It is really important that your supplier provides transparent quotes invoices, so you know exactly what they’re paying for and how suppliers quote for non-energy costs. Speak to your Account Manager to see if your bills are going to be affected and if you need further explanation on your invoice breakdown.

Impact of Brexit
Following June’s referendum decision, the House of Commons Energy and Climate Change Committee (ECCC) announced it would hold an inquiry exploring the implications on UK energy policy of leaving the EU. The panel of MPs has invited written submissions on what the Government’s priorities on energy should be when negotiating the UK’s exit from the EU. They are also seeking views on what aspects of EU-led energy policies and legislation should be retained.

In addition, the ECCC is holding a hearing on the implications of leaving the EU on climate policy. This will look at questions concerning Britain’s future approach to issues like the EU ETS. The ETS requires companies to purchase permits to emit greenhouse gases, and Britain’s participation in it will now be subject to negotiation between the UK and EU.

Written submissions to the inquiry on energy policy should be submitted by 14th September. You can file evidence online via the relevant Committee web page.

State of the energy market
The Competition and Markets Authority (CMA) has published its final report on competition in the energy market. The report confirms in large part the provisional remedies issued by the CMA in March.

The intended outcome of the investigation is to increase competition and reduce costs for small firms and consumers with such measures as:

• Increase the ability of all small business customers on auto-rollover contracts to switch contracts or suppliers – contract negotiation window should be extended and suppliers are not allowed to lock in customers with termination fees and no-exit clauses;
• Allow rival suppliers and third party intermediaries access to details of small business customers on default tariffs for three years or more so they can be targeted with potentially cheaper energy supply contracts;
• Make business suppliers disclose all available tariffs to the smallest micro business customers on their websites or through a price comparison website, allowing these very small business customers to compare market prices – the hope is this will lead to growth of price comparison websites as in the domestic market, driving down prices;
• BEIS & Ofgem to drive forward a plan to implement half-hourly settlement to all small businesses potentially giving business an ability to pay less for energy by using it outside of peak times.

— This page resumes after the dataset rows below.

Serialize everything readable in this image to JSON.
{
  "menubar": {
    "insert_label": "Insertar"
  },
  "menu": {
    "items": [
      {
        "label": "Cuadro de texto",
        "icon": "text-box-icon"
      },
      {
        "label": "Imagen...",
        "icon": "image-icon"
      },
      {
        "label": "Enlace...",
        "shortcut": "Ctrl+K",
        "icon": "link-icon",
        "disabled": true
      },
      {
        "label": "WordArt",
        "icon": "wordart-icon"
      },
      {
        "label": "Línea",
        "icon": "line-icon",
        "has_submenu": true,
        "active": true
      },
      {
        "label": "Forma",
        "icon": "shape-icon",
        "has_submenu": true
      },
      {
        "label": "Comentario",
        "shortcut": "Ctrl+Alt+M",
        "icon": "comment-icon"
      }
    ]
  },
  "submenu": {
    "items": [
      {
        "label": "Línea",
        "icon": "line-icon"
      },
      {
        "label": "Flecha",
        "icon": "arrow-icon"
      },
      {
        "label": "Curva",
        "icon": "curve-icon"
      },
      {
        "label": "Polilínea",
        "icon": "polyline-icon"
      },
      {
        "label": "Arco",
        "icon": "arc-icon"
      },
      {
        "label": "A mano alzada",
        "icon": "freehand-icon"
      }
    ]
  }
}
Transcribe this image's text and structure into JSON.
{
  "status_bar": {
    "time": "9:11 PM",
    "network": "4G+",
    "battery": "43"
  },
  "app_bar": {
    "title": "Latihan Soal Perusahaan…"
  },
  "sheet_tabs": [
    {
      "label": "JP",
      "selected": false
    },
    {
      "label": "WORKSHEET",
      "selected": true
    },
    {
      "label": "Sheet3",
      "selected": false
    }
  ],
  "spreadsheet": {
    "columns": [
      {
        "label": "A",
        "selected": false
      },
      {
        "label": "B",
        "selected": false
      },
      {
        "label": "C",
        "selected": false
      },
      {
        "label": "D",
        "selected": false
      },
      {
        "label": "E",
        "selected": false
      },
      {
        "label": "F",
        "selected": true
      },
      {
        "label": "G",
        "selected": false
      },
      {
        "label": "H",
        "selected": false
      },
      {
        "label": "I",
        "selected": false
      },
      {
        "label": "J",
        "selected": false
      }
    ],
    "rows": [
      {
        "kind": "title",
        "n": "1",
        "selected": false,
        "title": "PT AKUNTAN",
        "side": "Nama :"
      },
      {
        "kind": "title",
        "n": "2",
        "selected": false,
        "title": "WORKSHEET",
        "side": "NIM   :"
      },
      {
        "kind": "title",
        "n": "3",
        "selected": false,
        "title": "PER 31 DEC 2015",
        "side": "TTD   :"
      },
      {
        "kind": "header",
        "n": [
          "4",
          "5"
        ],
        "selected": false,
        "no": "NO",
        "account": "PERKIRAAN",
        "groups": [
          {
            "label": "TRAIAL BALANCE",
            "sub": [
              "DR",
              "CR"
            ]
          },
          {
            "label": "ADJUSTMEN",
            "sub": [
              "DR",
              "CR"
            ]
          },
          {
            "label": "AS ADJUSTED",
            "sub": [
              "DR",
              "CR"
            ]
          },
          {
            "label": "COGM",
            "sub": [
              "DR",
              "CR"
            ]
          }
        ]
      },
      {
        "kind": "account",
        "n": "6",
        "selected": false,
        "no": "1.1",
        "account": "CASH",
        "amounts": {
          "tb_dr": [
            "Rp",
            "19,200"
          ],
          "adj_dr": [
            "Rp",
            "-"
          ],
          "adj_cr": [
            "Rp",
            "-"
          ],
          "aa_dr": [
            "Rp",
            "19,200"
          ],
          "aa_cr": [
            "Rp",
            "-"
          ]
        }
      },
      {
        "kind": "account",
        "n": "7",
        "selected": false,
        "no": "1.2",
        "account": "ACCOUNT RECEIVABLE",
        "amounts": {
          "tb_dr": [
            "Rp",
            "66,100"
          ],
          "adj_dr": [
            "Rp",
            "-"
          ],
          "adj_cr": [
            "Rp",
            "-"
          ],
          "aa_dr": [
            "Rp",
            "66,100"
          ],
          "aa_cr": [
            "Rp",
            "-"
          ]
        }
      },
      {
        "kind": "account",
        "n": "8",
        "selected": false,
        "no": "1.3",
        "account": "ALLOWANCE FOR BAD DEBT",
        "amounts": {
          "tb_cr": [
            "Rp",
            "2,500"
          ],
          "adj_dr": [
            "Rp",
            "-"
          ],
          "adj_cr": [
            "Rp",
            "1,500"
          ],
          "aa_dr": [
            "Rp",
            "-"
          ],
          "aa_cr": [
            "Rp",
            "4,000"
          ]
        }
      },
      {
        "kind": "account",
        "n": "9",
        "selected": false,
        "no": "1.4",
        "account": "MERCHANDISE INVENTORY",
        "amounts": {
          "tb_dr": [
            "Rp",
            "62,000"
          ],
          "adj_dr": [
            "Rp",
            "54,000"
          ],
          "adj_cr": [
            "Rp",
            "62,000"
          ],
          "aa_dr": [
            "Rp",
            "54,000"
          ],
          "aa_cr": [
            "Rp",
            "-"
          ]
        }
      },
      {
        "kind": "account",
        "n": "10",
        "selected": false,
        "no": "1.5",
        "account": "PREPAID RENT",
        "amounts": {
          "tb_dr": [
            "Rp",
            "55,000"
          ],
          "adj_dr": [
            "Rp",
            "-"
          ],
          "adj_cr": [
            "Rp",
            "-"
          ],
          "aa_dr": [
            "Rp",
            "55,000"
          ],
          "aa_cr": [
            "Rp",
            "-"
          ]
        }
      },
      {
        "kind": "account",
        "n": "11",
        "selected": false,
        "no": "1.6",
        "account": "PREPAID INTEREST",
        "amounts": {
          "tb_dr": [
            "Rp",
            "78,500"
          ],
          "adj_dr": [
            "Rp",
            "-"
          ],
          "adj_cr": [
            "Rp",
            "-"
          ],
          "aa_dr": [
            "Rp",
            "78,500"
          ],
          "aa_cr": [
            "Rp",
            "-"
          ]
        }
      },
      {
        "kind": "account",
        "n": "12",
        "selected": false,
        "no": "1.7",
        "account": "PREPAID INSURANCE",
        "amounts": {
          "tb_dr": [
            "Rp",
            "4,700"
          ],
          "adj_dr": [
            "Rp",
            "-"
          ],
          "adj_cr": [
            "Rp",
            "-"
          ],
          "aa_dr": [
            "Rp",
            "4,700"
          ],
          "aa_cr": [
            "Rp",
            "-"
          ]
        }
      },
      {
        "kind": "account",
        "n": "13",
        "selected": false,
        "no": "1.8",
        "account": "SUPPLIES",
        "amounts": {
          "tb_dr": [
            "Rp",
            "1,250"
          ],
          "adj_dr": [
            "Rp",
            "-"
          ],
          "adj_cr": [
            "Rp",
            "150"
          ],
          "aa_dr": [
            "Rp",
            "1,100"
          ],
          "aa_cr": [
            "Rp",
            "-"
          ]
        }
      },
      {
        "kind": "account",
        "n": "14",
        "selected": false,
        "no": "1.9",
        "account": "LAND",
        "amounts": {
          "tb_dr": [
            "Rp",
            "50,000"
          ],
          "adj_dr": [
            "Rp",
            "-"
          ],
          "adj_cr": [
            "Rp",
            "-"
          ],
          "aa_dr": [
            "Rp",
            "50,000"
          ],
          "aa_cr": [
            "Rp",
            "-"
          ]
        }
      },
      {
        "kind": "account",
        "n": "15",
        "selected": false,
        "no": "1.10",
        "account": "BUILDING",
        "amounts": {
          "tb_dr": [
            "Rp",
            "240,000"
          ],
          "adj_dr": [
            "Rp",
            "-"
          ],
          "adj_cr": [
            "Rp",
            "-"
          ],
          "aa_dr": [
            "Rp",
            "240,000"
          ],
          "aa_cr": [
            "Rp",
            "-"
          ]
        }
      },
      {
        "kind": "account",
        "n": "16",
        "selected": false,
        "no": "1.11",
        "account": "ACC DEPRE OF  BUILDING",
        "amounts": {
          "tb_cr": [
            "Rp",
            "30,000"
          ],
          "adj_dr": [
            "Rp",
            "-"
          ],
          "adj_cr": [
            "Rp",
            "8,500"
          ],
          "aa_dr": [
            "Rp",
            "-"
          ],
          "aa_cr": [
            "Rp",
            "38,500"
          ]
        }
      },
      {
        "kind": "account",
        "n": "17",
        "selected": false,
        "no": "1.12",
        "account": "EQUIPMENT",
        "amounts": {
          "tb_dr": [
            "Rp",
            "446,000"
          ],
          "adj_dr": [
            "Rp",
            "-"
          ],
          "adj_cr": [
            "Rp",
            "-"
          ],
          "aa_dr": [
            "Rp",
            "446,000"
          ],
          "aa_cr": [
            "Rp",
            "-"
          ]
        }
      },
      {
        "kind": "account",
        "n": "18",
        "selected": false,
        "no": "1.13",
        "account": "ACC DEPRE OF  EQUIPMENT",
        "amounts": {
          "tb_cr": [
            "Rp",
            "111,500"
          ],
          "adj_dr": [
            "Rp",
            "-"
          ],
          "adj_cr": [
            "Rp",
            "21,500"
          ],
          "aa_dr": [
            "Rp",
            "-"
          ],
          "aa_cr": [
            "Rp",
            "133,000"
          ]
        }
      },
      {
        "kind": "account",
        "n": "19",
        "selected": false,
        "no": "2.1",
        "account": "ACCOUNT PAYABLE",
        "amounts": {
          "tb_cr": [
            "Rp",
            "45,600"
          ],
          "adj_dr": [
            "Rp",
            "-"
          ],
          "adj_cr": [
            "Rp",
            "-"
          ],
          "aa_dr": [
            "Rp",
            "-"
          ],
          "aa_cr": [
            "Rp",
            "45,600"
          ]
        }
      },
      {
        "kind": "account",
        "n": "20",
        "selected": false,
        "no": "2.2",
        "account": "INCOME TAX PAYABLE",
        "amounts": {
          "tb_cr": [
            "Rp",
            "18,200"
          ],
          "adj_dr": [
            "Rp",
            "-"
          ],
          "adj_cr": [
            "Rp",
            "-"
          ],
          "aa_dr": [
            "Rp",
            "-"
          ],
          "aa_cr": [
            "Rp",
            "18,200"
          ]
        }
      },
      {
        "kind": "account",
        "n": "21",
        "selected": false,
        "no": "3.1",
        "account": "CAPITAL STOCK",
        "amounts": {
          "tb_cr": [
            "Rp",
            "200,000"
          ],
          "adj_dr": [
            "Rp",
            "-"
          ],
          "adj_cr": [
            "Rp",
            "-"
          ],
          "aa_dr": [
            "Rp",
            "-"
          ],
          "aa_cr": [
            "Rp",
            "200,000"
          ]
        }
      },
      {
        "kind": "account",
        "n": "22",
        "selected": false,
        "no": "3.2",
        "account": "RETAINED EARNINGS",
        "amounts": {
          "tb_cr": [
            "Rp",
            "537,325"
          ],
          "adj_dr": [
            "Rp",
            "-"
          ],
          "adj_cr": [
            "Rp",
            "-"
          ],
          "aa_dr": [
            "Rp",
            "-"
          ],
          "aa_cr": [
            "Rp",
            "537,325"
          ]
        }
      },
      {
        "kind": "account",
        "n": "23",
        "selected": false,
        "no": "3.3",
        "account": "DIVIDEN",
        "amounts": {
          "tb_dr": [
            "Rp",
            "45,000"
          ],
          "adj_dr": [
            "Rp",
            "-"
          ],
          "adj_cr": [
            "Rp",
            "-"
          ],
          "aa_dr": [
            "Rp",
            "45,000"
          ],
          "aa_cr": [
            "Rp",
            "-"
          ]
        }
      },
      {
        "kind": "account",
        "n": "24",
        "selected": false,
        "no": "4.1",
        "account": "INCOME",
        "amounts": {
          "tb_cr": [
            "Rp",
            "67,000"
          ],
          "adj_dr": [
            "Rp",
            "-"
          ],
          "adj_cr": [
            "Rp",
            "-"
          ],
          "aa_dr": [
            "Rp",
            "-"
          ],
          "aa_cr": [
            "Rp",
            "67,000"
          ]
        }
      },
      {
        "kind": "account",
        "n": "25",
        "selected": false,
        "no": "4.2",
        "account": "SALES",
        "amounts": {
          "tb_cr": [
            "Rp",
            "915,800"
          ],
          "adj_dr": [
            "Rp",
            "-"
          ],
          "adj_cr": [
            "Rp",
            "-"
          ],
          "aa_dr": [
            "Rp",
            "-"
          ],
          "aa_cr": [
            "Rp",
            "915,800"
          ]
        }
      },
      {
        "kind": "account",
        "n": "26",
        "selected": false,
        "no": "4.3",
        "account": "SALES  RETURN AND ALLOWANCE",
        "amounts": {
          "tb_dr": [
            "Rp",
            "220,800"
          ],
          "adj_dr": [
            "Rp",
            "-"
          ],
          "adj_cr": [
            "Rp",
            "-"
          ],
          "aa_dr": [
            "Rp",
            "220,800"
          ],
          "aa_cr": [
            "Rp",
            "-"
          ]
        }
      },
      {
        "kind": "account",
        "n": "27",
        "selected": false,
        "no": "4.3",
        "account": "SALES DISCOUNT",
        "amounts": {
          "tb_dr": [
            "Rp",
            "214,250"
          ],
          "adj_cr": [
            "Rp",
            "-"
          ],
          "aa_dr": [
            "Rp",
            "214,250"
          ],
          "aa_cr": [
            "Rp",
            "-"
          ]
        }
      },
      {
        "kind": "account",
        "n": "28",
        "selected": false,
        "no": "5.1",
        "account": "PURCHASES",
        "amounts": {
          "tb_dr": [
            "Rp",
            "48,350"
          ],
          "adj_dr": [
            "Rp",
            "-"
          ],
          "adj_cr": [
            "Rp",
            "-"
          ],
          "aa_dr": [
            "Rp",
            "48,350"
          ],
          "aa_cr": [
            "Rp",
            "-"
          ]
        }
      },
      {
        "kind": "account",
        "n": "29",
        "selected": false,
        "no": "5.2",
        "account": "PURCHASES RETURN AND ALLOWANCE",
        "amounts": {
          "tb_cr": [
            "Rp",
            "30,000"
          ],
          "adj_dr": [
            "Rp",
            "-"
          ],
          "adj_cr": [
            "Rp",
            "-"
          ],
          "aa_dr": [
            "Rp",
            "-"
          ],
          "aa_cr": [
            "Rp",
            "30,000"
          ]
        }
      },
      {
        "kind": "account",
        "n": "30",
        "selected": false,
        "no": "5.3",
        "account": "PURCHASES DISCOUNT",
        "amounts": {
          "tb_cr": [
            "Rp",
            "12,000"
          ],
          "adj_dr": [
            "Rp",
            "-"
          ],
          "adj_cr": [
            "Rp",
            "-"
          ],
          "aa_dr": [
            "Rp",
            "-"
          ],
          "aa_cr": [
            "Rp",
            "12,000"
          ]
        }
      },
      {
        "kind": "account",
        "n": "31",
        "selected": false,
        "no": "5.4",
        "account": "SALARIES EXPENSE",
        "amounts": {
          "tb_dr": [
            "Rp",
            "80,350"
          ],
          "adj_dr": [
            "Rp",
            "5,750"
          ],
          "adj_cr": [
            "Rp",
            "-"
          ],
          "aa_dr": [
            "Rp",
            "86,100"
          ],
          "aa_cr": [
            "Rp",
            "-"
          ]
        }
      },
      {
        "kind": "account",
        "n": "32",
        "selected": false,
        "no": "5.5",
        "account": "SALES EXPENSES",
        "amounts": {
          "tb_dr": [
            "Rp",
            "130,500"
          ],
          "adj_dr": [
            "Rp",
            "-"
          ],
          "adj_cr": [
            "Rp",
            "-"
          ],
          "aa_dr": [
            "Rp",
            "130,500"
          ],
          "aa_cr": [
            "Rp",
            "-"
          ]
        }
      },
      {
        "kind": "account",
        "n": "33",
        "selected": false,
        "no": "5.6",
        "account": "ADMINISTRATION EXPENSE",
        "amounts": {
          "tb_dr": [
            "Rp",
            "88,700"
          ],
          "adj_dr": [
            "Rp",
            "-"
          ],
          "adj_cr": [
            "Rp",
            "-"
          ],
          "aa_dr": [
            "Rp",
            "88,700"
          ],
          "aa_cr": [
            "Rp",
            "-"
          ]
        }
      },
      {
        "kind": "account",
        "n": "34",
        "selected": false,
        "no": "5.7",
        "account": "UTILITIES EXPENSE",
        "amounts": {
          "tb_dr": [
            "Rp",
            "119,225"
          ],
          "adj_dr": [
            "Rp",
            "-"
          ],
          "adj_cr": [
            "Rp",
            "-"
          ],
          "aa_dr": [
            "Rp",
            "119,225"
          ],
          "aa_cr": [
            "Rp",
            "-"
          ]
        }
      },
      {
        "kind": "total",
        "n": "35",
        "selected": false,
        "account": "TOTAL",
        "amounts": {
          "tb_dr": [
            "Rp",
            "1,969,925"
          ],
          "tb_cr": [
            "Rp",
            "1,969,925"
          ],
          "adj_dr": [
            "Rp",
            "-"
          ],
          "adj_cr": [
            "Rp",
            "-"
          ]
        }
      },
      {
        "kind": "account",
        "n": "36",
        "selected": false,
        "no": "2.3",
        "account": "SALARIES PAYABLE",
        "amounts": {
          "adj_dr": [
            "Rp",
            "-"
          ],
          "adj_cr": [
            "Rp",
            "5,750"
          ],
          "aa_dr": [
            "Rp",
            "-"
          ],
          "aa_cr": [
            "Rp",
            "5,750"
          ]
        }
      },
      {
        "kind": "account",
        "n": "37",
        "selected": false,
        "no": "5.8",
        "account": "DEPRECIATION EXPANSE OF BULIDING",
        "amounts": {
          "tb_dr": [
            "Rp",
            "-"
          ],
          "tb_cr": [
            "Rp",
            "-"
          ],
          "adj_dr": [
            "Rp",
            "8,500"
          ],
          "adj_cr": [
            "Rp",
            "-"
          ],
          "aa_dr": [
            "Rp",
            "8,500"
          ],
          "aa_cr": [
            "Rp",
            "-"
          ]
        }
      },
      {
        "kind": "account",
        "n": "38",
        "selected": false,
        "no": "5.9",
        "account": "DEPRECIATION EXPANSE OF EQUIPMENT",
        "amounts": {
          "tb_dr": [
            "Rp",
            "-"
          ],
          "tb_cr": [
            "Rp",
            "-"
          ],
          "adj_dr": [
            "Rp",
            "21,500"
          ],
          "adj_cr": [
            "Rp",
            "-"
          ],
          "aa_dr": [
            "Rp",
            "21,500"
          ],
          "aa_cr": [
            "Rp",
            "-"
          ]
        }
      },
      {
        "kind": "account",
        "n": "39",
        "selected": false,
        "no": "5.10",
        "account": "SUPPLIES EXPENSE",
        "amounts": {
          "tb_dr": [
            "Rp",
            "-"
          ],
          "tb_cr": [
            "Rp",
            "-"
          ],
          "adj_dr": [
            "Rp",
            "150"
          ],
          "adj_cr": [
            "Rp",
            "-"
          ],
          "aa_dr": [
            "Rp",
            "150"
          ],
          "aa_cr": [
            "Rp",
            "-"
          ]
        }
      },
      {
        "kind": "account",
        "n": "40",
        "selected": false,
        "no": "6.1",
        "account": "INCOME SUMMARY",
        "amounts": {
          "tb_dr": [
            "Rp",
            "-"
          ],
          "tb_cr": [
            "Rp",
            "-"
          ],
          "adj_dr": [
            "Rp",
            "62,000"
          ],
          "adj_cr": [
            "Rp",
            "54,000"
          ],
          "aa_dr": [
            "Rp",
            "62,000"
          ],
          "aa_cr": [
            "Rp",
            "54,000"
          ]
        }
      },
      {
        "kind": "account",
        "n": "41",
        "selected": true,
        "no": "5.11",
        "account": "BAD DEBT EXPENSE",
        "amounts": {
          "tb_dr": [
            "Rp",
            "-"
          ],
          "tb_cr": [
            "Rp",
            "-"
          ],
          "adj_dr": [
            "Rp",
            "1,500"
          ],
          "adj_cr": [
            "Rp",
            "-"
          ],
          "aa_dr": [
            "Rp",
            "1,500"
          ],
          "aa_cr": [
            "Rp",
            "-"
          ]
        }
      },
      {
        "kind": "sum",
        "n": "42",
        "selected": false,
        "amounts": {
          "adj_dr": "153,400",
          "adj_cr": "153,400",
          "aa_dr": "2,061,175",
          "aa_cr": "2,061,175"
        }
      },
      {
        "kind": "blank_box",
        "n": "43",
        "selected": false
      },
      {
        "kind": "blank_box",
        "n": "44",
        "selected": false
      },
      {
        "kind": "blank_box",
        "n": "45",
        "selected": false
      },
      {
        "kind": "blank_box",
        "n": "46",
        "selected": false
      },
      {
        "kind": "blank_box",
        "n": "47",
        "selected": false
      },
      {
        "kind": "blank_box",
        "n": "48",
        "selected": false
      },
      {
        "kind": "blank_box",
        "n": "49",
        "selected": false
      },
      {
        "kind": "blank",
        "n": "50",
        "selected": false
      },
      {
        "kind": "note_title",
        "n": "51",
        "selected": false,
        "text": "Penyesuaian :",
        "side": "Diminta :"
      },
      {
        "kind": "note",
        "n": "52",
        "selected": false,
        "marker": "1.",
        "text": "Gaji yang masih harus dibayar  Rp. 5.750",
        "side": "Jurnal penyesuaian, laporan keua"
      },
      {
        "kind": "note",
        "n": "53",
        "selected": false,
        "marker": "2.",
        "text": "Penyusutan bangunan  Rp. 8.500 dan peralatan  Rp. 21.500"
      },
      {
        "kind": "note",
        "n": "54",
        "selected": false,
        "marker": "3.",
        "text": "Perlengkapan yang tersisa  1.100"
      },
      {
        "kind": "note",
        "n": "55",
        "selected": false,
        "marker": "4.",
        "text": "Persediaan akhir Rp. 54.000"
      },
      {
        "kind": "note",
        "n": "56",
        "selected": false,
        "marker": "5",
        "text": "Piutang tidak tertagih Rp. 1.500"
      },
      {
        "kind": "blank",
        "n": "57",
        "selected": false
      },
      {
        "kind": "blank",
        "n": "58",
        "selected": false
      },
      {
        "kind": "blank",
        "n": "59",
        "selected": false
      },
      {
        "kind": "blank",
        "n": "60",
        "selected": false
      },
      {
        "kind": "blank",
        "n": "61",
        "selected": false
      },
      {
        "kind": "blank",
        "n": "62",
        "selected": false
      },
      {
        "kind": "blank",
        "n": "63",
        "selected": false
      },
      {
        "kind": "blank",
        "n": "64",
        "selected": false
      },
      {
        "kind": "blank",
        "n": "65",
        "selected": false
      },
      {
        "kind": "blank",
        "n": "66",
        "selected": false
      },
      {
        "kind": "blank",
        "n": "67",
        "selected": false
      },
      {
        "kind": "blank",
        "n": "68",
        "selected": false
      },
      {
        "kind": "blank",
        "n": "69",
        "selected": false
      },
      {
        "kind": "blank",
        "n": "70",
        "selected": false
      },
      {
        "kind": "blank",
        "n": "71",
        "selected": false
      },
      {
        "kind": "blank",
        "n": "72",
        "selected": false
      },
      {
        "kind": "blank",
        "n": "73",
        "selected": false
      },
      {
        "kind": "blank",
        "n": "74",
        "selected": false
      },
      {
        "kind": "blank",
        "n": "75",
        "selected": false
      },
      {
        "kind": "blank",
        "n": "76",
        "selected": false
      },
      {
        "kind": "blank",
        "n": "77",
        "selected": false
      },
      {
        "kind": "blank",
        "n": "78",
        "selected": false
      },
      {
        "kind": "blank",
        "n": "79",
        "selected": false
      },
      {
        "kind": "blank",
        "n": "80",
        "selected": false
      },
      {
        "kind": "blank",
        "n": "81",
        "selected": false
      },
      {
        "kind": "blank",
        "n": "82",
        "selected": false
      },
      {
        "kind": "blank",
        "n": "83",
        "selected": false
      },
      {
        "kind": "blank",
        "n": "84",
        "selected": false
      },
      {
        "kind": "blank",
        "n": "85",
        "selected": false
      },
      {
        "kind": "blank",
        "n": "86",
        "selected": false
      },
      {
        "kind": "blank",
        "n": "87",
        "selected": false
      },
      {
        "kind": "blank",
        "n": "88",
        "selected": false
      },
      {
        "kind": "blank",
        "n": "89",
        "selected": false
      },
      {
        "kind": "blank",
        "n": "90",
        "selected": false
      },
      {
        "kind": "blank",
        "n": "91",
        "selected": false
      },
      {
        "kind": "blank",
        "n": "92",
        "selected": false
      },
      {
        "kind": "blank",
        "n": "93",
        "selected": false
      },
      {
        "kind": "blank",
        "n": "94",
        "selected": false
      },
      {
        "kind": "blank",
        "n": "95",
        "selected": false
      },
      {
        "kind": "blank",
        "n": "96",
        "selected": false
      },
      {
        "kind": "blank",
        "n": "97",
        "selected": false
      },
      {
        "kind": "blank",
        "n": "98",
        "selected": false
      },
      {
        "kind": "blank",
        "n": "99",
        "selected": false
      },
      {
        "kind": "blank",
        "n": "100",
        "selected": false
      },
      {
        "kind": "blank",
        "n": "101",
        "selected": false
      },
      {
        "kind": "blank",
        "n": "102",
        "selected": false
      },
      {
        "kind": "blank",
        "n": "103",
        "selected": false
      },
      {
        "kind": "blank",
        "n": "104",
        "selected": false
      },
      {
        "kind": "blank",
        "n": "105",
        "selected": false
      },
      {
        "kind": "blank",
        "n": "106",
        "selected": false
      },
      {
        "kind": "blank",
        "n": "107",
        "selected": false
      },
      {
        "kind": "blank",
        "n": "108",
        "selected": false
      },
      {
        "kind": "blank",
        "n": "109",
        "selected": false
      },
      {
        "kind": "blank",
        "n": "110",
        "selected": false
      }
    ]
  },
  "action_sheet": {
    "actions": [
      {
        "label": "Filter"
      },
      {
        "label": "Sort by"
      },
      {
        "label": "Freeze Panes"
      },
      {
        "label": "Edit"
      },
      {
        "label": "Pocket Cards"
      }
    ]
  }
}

Local heat funding
A government consultation was launched on how best to deploy funding for low carbon heat in UK towns and cities. The call for evidence on the Heat Networks Investment Project (HNIP) was seeking views on who should be eligible to apply directly for the money, what form this funding should take, and the criteria that should be used to assess applications for funding. Under an initial pilot, the funds will be limited to local authorities and a select number of public bodies. BEIS is currently analysing the feedback.